Sunday, September 25, 2011

Basic Guide For Computer Parts & Software

By: Adriana N.

For most people, computer parts and the innards of a computer are something that rarely needs to be looked at up close. Everyone knows it has something to do with IBM and Bill Gates, but that's about it. But the fact is, today's computers parts are the result of massive technological innovations in microprocessors, semiconductors and programming. Here's a brief guide for what makes up a computer.

Most of the circuitry and the brains of a computer are nowadays built-into motherboards and processors. The rest of it is just so that these two can function properly and interface with the user.
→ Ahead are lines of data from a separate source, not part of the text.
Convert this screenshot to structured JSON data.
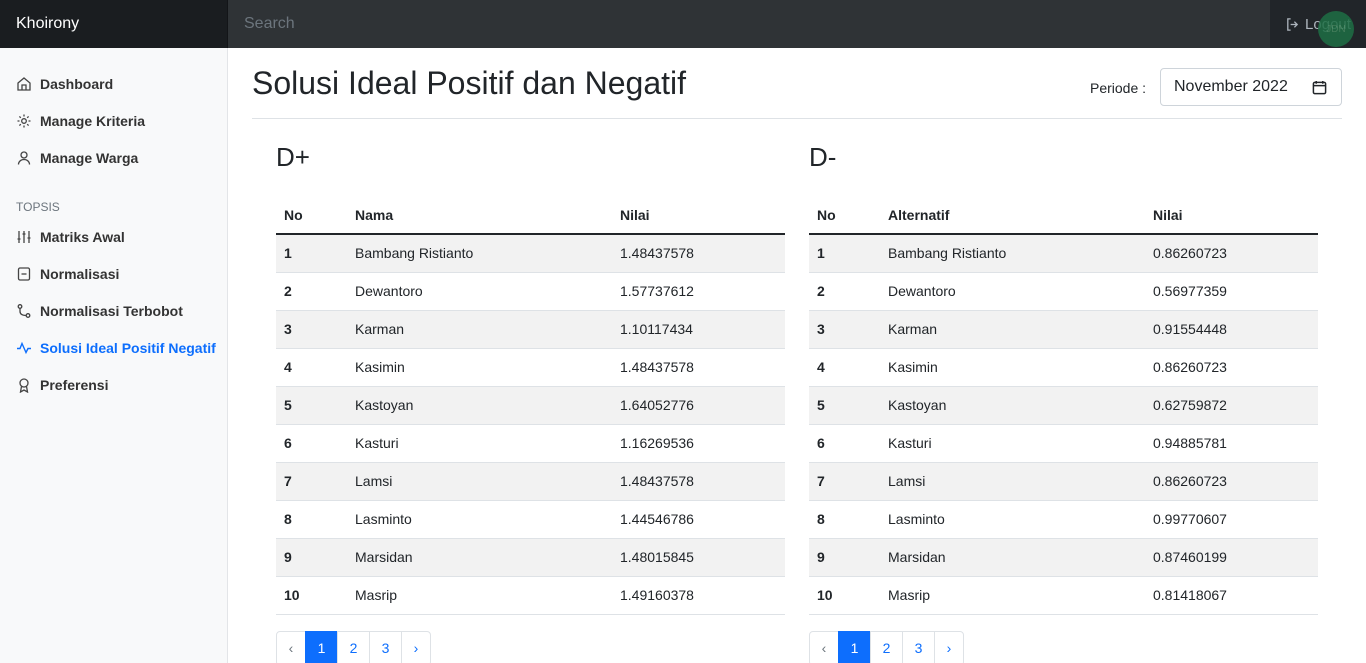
{
  "navbar": {
    "brand": "Khoirony",
    "search_placeholder": "Search",
    "logout_label": "Logout",
    "avatar_text": "JDN"
  },
  "sidebar": {
    "items": [
      {
        "label": "Dashboard",
        "icon": "home-icon"
      },
      {
        "label": "Manage Kriteria",
        "icon": "gear-icon"
      },
      {
        "label": "Manage Warga",
        "icon": "user-icon"
      }
    ],
    "section_heading": "TOPSIS",
    "topsis_items": [
      {
        "label": "Matriks Awal",
        "icon": "sliders-icon"
      },
      {
        "label": "Normalisasi",
        "icon": "file-icon"
      },
      {
        "label": "Normalisasi Terbobot",
        "icon": "git-icon"
      },
      {
        "label": "Solusi Ideal Positif Negatif",
        "icon": "activity-icon",
        "active": true
      },
      {
        "label": "Preferensi",
        "icon": "award-icon"
      }
    ]
  },
  "main": {
    "title": "Solusi Ideal Positif dan Negatif",
    "periode_label": "Periode :",
    "periode_value": "November 2022"
  },
  "d_plus": {
    "heading": "D+",
    "headers": [
      "No",
      "Nama",
      "Nilai"
    ],
    "rows": [
      [
        "1",
        "Bambang Ristianto",
        "1.48437578"
      ],
      [
        "2",
        "Dewantoro",
        "1.57737612"
      ],
      [
        "3",
        "Karman",
        "1.10117434"
      ],
      [
        "4",
        "Kasimin",
        "1.48437578"
      ],
      [
        "5",
        "Kastoyan",
        "1.64052776"
      ],
      [
        "6",
        "Kasturi",
        "1.16269536"
      ],
      [
        "7",
        "Lamsi",
        "1.48437578"
      ],
      [
        "8",
        "Lasminto",
        "1.44546786"
      ],
      [
        "9",
        "Marsidan",
        "1.48015845"
      ],
      [
        "10",
        "Masrip",
        "1.49160378"
      ]
    ],
    "pages": [
      "‹",
      "1",
      "2",
      "3",
      "›"
    ]
  },
  "d_minus": {
    "heading": "D-",
    "headers": [
      "No",
      "Alternatif",
      "Nilai"
    ],
    "rows": [
      [
        "1",
        "Bambang Ristianto",
        "0.86260723"
      ],
      [
        "2",
        "Dewantoro",
        "0.56977359"
      ],
      [
        "3",
        "Karman",
        "0.91554448"
      ],
      [
        "4",
        "Kasimin",
        "0.86260723"
      ],
      [
        "5",
        "Kastoyan",
        "0.62759872"
      ],
      [
        "6",
        "Kasturi",
        "0.94885781"
      ],
      [
        "7",
        "Lamsi",
        "0.86260723"
      ],
      [
        "8",
        "Lasminto",
        "0.99770607"
      ],
      [
        "9",
        "Marsidan",
        "0.87460199"
      ],
      [
        "10",
        "Masrip",
        "0.81418067"
      ]
    ],
    "pages": [
      "‹",
      "1",
      "2",
      "3",
      "›"
    ]
  },
  "colors": {
    "accent": "#0d6efd",
    "navbar": "#212529",
    "sidebar": "#f8f9fa"
  }
}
The 'rest' in this case includes keywords, monitors, the mouse, etc.

The biggest processor makers are Intel and AMD, and the choice is usually whatever happens to be the latest in the market. Choices for the motherboard and chipset are a lot more varied and depend on usage, budget, location, etc. It's best to look it up on computer hardware review and benchmarking sites before buying anything.

The other major computer parts worth mentioning include the SMPS or power supply, hard disk drive (hdd), memory (RAM) and video cards (better known as a display or graphics card). Sound cards are these days built into the motherboard, and so are modems and LAN cards required to connect to the internet or join a network. But some people might still consider getting more powerful external cards and devices for these functions.

The power supply is worth mentioning because unlike other electronic gadgets, a computer's power supply is a very important and delicate part. It provides power separately to the motherboard and each motorized part (hdd, cd/dvd-rom, cooling fans, led displays). Each of these power cables is critical to the operation of the computer, and needs a strong and stable power supply.

Also to be noted that laptop computers and desktop computers have different needs, as far as parts are concerned. In a laptop, most of the parts are factory built, and there's not much room for customization by adding cards or a bigger monitor, etc. On the other hand, a desktop computer can be ripped apart, upgraded and customized with better video cards, faster LAN cards, a bigger hdd, more RAM and anything else that's required.

As far as operating systems are concerned, Microsoft Windows is still the world's most dominant OS. An OS, by the way, is what interfaces between all the hardware on one side, with all the software and the user on the other side. Alternative OS options include Unix, Linux, FreeBSD and various other Unix derivatives and clones.

Commonly used software choices for web browsers include Internet Explorer, Firefox and Chrome. Office software choices include MS-Office and OpenOffice. The rest is pretty much dependent on what the computer is to be used for.

In summary, the computer parts and software required basically depend on budget considerations and usage. For instance, someone who needs to run advanced multimedia software like Photoshop or play online video games might need a powerful desktop computer with add-on video cards, a bigger monitor and more cooling fans. Someone who simply wants to browse the web might find a factory built config for a laptop quite sufficient.